Aimee Mann

Reading time: 2 mins

It was my first visit to the Old Fruitmarket venue in Glasgow last night, to listen to ‘that woman who had several songs on the soundtrack of Magnolia’, Aimee Mann.

I can’t quite remember how I discovered her, but it was only recently that I purchased her previous album Bachelor No.2 and, quite liking it, I soon found I was a bit late to this party. She won’t tick the boxes for everyone and if I’m honest I’m surprised I like her enough to go and see her live.

Still, she has a way with lyrics that I like and a knack similar to Guy Garvey for capturing gorgeous imagery even if she is overly preoccupied with the freaks and failures of life. She does have a great ear for a tune and last night she picked several songs from her new album which does feel a little more upbeat than previous offerings.

The Old Fruitmarket is a small venue so the night had a nicely intimate feel to it, although it probably helped that I was four rows from the front. Aimee has a nice laidback on-stage persona which lends itself to a low key gig that felt well paced and never rushed. I admit I was expecting things to be a little ‘rockier’ than they were but it was far from a disappointment.

Halfway through the main set, she asked for requests and considering how they stumbled through “Dear John” (it took a member of the audience to remind her of the opening line) it was certainly a genuine performance. Supported by a very slick band it was a surprise when they reached the end of their main set, time flies and all that.

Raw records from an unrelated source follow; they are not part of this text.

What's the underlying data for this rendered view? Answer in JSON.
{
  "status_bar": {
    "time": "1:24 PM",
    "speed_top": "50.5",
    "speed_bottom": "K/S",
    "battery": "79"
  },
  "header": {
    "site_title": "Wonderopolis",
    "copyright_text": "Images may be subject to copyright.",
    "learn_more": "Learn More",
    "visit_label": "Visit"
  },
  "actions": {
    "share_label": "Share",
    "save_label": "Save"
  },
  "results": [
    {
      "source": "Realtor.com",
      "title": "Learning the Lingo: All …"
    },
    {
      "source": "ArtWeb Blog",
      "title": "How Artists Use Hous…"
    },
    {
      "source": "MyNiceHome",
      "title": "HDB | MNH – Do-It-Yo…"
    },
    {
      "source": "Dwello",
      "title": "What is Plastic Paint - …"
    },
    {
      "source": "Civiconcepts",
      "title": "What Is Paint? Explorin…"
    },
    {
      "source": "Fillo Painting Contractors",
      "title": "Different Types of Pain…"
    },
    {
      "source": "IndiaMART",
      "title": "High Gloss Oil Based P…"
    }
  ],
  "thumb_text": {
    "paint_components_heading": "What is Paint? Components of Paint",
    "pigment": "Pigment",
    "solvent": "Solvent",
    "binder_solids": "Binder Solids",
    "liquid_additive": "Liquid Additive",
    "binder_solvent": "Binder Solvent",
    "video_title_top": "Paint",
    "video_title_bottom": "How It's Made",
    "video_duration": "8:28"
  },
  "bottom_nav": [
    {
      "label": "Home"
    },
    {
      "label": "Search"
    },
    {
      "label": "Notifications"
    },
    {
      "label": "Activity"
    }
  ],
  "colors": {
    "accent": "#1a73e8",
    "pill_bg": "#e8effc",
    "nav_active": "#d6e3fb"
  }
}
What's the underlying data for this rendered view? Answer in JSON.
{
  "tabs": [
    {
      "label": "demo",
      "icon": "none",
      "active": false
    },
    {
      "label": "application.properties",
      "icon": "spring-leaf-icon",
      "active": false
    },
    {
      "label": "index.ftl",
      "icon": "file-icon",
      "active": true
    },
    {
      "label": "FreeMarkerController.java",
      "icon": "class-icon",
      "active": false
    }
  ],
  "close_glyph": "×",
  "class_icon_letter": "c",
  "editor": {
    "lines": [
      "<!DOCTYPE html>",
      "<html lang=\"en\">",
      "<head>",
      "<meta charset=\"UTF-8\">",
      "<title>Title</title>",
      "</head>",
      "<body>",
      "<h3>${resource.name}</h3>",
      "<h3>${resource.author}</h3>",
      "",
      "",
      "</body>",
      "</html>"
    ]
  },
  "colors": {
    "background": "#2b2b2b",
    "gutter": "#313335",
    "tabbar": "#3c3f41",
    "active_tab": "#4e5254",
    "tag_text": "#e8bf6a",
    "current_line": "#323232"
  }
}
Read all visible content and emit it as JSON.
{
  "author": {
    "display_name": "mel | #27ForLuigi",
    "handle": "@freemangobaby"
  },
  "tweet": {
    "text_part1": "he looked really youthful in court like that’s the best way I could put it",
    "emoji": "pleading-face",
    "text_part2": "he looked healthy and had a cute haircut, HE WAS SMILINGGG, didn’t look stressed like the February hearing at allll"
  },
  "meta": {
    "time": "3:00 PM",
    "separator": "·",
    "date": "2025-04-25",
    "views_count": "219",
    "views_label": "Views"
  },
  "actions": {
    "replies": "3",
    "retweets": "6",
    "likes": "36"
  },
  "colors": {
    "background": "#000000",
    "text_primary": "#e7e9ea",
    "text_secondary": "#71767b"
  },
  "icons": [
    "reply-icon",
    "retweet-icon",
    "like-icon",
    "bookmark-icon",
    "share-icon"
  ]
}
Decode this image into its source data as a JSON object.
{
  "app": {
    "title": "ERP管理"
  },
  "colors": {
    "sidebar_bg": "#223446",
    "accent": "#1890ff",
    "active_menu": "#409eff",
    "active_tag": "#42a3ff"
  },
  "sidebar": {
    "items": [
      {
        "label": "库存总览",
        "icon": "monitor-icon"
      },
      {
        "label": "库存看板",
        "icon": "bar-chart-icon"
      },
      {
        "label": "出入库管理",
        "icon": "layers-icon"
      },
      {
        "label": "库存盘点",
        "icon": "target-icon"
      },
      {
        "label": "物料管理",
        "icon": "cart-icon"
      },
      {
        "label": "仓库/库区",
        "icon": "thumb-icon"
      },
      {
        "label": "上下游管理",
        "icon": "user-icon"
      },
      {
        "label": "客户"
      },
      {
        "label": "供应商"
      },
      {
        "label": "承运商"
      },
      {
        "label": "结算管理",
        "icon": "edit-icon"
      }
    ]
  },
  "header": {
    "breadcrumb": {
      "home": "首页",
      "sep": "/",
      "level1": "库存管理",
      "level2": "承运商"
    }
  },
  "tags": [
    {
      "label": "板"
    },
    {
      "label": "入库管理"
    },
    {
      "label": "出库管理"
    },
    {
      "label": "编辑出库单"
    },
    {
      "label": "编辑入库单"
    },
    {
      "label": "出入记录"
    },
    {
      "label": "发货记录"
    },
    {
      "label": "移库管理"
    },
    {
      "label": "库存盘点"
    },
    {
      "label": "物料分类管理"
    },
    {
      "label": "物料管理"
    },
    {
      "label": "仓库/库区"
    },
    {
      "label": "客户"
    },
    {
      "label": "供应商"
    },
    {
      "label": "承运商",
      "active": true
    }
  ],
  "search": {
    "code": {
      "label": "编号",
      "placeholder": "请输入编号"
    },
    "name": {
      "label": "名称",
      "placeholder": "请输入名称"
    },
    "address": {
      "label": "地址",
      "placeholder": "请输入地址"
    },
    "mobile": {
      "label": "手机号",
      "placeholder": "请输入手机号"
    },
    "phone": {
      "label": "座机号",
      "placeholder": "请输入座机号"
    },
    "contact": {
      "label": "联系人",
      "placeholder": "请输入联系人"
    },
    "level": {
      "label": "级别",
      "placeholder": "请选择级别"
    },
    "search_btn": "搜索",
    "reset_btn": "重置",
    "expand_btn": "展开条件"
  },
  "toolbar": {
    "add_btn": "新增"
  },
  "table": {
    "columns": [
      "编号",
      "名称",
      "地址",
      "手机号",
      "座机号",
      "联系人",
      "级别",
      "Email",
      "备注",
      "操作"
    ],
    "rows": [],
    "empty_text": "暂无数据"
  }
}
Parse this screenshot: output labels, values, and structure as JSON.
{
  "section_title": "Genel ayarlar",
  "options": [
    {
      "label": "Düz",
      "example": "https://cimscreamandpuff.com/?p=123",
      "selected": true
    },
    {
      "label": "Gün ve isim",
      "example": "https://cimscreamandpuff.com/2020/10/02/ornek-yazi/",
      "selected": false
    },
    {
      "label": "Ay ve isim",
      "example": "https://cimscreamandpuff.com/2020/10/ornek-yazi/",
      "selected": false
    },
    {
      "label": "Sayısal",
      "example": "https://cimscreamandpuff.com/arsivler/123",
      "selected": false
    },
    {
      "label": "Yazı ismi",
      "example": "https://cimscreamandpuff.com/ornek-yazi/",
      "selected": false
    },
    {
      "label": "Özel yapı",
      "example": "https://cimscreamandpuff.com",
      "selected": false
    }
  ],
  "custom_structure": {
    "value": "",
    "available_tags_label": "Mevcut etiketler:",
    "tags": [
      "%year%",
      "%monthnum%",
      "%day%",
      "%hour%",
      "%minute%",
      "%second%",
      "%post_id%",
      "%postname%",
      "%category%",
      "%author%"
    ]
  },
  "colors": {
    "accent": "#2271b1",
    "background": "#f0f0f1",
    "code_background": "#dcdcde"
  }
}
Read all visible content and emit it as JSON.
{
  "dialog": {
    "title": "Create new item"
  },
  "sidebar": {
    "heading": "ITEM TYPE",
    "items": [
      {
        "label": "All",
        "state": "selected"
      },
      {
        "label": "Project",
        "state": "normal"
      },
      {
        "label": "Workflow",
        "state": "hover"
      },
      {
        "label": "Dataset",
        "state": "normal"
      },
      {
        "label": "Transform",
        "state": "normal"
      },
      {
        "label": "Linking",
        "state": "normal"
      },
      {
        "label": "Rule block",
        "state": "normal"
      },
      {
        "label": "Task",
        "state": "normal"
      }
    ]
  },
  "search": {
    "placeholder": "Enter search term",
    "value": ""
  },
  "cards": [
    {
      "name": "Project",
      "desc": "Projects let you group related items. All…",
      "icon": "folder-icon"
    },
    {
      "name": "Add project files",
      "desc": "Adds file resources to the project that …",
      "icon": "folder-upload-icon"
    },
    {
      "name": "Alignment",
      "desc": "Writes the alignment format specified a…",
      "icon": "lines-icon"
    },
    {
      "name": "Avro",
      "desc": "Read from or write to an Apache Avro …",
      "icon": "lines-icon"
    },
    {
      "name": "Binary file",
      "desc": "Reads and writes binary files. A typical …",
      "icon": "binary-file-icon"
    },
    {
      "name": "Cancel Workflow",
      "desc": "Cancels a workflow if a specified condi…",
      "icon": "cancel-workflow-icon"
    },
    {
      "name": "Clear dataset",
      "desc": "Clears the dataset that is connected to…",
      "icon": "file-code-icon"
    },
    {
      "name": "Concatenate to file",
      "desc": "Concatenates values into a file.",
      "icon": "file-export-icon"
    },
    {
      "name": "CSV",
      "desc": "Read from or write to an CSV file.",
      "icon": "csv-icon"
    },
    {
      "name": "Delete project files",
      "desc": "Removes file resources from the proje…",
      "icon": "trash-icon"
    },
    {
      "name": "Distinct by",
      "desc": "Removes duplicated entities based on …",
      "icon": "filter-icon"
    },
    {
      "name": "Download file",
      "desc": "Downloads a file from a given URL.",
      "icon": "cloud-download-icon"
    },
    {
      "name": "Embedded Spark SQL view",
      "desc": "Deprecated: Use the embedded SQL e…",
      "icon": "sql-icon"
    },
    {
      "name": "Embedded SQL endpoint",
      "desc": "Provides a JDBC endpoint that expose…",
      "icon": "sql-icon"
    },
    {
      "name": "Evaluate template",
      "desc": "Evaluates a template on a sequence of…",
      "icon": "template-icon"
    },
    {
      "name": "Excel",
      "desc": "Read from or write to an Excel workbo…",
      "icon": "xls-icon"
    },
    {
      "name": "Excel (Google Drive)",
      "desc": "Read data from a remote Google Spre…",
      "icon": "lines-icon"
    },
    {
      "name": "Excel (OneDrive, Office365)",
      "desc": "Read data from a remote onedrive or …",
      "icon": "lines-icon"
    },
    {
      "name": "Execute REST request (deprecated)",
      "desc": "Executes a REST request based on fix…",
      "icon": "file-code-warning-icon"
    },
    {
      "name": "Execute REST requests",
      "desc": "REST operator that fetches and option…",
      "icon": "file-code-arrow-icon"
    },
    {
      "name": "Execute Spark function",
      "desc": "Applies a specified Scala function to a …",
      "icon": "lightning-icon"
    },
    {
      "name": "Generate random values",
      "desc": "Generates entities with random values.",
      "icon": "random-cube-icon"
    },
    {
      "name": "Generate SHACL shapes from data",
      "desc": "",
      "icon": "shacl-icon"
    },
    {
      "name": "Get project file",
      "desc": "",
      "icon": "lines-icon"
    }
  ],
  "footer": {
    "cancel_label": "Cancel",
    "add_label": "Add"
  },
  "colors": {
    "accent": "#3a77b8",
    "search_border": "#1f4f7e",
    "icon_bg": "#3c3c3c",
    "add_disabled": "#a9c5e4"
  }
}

Back out for four songs, all requests and then off to politely raucous applause (everyone stayed seated), it was an intimate if somewhat removed show. Highlights included the requested singing of one of my favourite songs, 4th of July, and a solo acoustic version Red Vines which was mesmerising and hauntingly gorgeous.